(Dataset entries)
----

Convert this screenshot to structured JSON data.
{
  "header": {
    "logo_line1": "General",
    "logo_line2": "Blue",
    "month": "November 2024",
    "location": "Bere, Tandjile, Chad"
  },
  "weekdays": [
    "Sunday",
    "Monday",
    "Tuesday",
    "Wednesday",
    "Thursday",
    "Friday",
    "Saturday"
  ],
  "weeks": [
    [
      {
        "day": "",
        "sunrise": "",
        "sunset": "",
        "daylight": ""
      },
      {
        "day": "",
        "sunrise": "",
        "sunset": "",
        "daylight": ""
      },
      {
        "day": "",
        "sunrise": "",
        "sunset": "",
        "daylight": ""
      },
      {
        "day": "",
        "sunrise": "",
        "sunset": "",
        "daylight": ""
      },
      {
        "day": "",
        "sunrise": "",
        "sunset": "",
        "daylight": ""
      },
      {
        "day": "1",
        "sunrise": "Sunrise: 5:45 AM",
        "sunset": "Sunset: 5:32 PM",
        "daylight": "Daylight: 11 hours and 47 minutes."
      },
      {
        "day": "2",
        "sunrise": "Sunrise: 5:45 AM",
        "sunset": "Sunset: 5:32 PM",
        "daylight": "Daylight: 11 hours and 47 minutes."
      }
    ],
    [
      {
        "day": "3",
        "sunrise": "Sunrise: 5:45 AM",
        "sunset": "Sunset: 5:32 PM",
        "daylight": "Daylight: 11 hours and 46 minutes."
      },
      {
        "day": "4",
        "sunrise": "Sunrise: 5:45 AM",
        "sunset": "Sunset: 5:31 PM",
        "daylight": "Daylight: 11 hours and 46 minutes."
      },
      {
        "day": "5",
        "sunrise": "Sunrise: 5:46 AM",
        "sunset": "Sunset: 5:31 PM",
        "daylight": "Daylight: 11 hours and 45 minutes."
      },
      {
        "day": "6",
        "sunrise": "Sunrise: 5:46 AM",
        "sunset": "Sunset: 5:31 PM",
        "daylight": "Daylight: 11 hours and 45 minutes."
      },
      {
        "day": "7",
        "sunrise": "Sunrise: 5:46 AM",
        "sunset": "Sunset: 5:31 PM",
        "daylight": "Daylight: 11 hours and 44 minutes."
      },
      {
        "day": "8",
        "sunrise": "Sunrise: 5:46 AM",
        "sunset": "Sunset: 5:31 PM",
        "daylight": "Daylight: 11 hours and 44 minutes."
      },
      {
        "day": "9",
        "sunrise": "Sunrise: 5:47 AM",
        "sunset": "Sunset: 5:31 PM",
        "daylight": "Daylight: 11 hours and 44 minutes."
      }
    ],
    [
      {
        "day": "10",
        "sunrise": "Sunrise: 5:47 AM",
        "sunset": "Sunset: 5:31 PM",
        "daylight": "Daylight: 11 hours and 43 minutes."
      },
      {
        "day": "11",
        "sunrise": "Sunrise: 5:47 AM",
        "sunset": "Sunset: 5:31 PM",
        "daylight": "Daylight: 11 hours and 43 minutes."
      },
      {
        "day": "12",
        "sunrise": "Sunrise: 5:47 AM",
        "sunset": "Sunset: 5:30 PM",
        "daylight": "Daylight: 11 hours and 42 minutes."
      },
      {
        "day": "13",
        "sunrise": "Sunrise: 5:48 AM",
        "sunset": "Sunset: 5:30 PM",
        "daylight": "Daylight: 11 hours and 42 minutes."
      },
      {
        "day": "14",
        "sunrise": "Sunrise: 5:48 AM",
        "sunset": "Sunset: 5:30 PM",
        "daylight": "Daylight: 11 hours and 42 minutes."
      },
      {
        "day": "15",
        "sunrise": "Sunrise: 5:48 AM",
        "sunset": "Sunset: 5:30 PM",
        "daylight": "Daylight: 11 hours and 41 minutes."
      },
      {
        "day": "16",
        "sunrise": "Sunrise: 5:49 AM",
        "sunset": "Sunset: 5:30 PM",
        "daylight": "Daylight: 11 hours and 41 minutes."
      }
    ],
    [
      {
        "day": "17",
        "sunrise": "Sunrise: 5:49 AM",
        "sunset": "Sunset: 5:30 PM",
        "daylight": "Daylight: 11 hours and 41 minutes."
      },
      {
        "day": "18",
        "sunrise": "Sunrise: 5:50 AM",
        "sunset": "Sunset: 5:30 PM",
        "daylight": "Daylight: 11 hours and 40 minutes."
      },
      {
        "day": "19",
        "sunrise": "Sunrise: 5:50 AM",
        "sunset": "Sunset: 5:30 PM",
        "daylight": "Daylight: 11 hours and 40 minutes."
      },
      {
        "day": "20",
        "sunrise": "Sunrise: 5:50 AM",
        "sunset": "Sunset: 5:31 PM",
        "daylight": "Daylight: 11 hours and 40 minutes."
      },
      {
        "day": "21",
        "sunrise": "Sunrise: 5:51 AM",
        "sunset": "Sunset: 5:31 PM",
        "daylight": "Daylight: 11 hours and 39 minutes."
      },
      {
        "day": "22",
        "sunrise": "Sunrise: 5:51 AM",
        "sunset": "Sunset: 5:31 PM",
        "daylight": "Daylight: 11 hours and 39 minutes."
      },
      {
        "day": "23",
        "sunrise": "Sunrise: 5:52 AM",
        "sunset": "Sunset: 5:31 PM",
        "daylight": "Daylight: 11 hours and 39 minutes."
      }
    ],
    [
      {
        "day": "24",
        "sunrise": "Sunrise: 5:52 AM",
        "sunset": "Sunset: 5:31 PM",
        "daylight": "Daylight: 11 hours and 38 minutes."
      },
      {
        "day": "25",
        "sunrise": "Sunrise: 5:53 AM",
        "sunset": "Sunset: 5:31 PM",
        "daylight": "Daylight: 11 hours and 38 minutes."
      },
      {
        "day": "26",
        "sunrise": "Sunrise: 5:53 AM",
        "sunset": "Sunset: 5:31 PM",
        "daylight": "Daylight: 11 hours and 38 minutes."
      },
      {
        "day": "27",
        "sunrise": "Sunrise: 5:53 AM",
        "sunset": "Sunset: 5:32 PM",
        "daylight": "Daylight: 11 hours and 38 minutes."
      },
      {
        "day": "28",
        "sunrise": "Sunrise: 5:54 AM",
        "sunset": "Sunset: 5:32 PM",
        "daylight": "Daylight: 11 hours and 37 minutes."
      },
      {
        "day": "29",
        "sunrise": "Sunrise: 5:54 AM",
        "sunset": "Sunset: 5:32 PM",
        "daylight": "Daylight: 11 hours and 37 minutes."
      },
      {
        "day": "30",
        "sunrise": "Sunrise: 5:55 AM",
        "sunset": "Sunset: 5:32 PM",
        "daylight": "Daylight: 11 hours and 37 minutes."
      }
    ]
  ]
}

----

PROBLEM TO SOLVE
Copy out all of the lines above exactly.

OUTPUT FOR THIS EXERCISE
Convert this screenshot to structured JSON data.
{
  "header": {
    "logo_line1": "General",
    "logo_line2": "Blue",
    "month": "November 2024",
    "location": "Bere, Tandjile, Chad"
  },
  "weekdays": [
    "Sunday",
    "Monday",
    "Tuesday",
    "Wednesday",
    "Thursday",
    "Friday",
    "Saturday"
  ],
  "weeks": [
    [
      {
        "day": "",
        "sunrise": "",
        "sunset": "",
        "daylight": ""
      },
      {
        "day": "",
        "sunrise": "",
        "sunset": "",
        "daylight": ""
      },
      {
        "day": "",
        "sunrise": "",
        "sunset": "",
        "daylight": ""
      },
      {
        "day": "",
        "sunrise": "",
        "sunset": "",
        "daylight": ""
      },
      {
        "day": "",
        "sunrise": "",
        "sunset": "",
        "daylight": ""
      },
      {
        "day": "1",
        "sunrise": "Sunrise: 5:45 AM",
        "sunset": "Sunset: 5:32 PM",
        "daylight": "Daylight: 11 hours and 47 minutes."
      },
      {
        "day": "2",
        "sunrise": "Sunrise: 5:45 AM",
        "sunset": "Sunset: 5:32 PM",
        "daylight": "Daylight: 11 hours and 47 minutes."
      }
    ],
    [
      {
        "day": "3",
        "sunrise": "Sunrise: 5:45 AM",
        "sunset": "Sunset: 5:32 PM",
        "daylight": "Daylight: 11 hours and 46 minutes."
      },
      {
        "day": "4",
        "sunrise": "Sunrise: 5:45 AM",
        "sunset": "Sunset: 5:31 PM",
        "daylight": "Daylight: 11 hours and 46 minutes."
      },
      {
        "day": "5",
        "sunrise": "Sunrise: 5:46 AM",
        "sunset": "Sunset: 5:31 PM",
        "daylight": "Daylight: 11 hours and 45 minutes."
      },
      {
        "day": "6",
        "sunrise": "Sunrise: 5:46 AM",
        "sunset": "Sunset: 5:31 PM",
        "daylight": "Daylight: 11 hours and 45 minutes."
      },
      {
        "day": "7",
        "sunrise": "Sunrise: 5:46 AM",
        "sunset": "Sunset: 5:31 PM",
        "daylight": "Daylight: 11 hours and 44 minutes."
      },
      {
        "day": "8",
        "sunrise": "Sunrise: 5:46 AM",
        "sunset": "Sunset: 5:31 PM",
        "daylight": "Daylight: 11 hours and 44 minutes."
      },
      {
        "day": "9",
        "sunrise": "Sunrise: 5:47 AM",
        "sunset": "Sunset: 5:31 PM",
        "daylight": "Daylight: 11 hours and 44 minutes."
      }
    ],
    [
      {
        "day": "10",
        "sunrise": "Sunrise: 5:47 AM",
        "sunset": "Sunset: 5:31 PM",
        "daylight": "Daylight: 11 hours and 43 minutes."
      },
      {
        "day": "11",
        "sunrise": "Sunrise: 5:47 AM",
        "sunset": "Sunset: 5:31 PM",
        "daylight": "Daylight: 11 hours and 43 minutes."
      },
      {
        "day": "12",
        "sunrise": "Sunrise: 5:47 AM",
        "sunset": "Sunset: 5:30 PM",
        "daylight": "Daylight: 11 hours and 42 minutes."
      },
      {
        "day": "13",
        "sunrise": "Sunrise: 5:48 AM",
        "sunset": "Sunset: 5:30 PM",
        "daylight": "Daylight: 11 hours and 42 minutes."
      },
      {
        "day": "14",
        "sunrise": "Sunrise: 5:48 AM",
        "sunset": "Sunset: 5:30 PM",
        "daylight": "Daylight: 11 hours and 42 minutes."
      },
      {
        "day": "15",
        "sunrise": "Sunrise: 5:48 AM",
        "sunset": "Sunset: 5:30 PM",
        "daylight": "Daylight: 11 hours and 41 minutes."
      },
      {
        "day": "16",
        "sunrise": "Sunrise: 5:49 AM",
        "sunset": "Sunset: 5:30 PM",
        "daylight": "Daylight: 11 hours and 41 minutes."
      }
    ],
    [
      {
        "day": "17",
        "sunrise": "Sunrise: 5:49 AM",
        "sunset": "Sunset: 5:30 PM",
        "daylight": "Daylight: 11 hours and 41 minutes."
      },
      {
        "day": "18",
        "sunrise": "Sunrise: 5:50 AM",
        "sunset": "Sunset: 5:30 PM",
        "daylight": "Daylight: 11 hours and 40 minutes."
      },
      {
        "day": "19",
        "sunrise": "Sunrise: 5:50 AM",
        "sunset": "Sunset: 5:30 PM",
        "daylight": "Daylight: 11 hours and 40 minutes."
      },
      {
        "day": "20",
        "sunrise": "Sunrise: 5:50 AM",
        "sunset": "Sunset: 5:31 PM",
        "daylight": "Daylight: 11 hours and 40 minutes."
      },
      {
        "day": "21",
        "sunrise": "Sunrise: 5:51 AM",
        "sunset": "Sunset: 5:31 PM",
        "daylight": "Daylight: 11 hours and 39 minutes."
      },
      {
        "day": "22",
        "sunrise": "Sunrise: 5:51 AM",
        "sunset": "Sunset: 5:31 PM",
        "daylight": "Daylight: 11 hours and 39 minutes."
      },
      {
        "day": "23",
        "sunrise": "Sunrise: 5:52 AM",
        "sunset": "Sunset: 5:31 PM",
        "daylight": "Daylight: 11 hours and 39 minutes."
      }
    ],
    [
      {
        "day": "24",
        "sunrise": "Sunrise: 5:52 AM",
        "sunset": "Sunset: 5:31 PM",
        "daylight": "Daylight: 11 hours and 38 minutes."
      },
      {
        "day": "25",
        "sunrise": "Sunrise: 5:53 AM",
        "sunset": "Sunset: 5:31 PM",
        "daylight": "Daylight: 11 hours and 38 minutes."
      },
      {
        "day": "26",
        "sunrise": "Sunrise: 5:53 AM",
        "sunset": "Sunset: 5:31 PM",
        "daylight": "Daylight: 11 hours and 38 minutes."
      },
      {
        "day": "27",
        "sunrise": "Sunrise: 5:53 AM",
        "sunset": "Sunset: 5:32 PM",
        "daylight": "Daylight: 11 hours and 38 minutes."
      },
      {
        "day": "28",
        "sunrise": "Sunrise: 5:54 AM",
        "sunset": "Sunset: 5:32 PM",
        "daylight": "Daylight: 11 hours and 37 minutes."
      },
      {
        "day": "29",
        "sunrise": "Sunrise: 5:54 AM",
        "sunset": "Sunset: 5:32 PM",
        "daylight": "Daylight: 11 hours and 37 minutes."
      },
      {
        "day": "30",
        "sunrise": "Sunrise: 5:55 AM",
        "sunset": "Sunset: 5:32 PM",
        "daylight": "Daylight: 11 hours and 37 minutes."
      }
    ]
  ]
}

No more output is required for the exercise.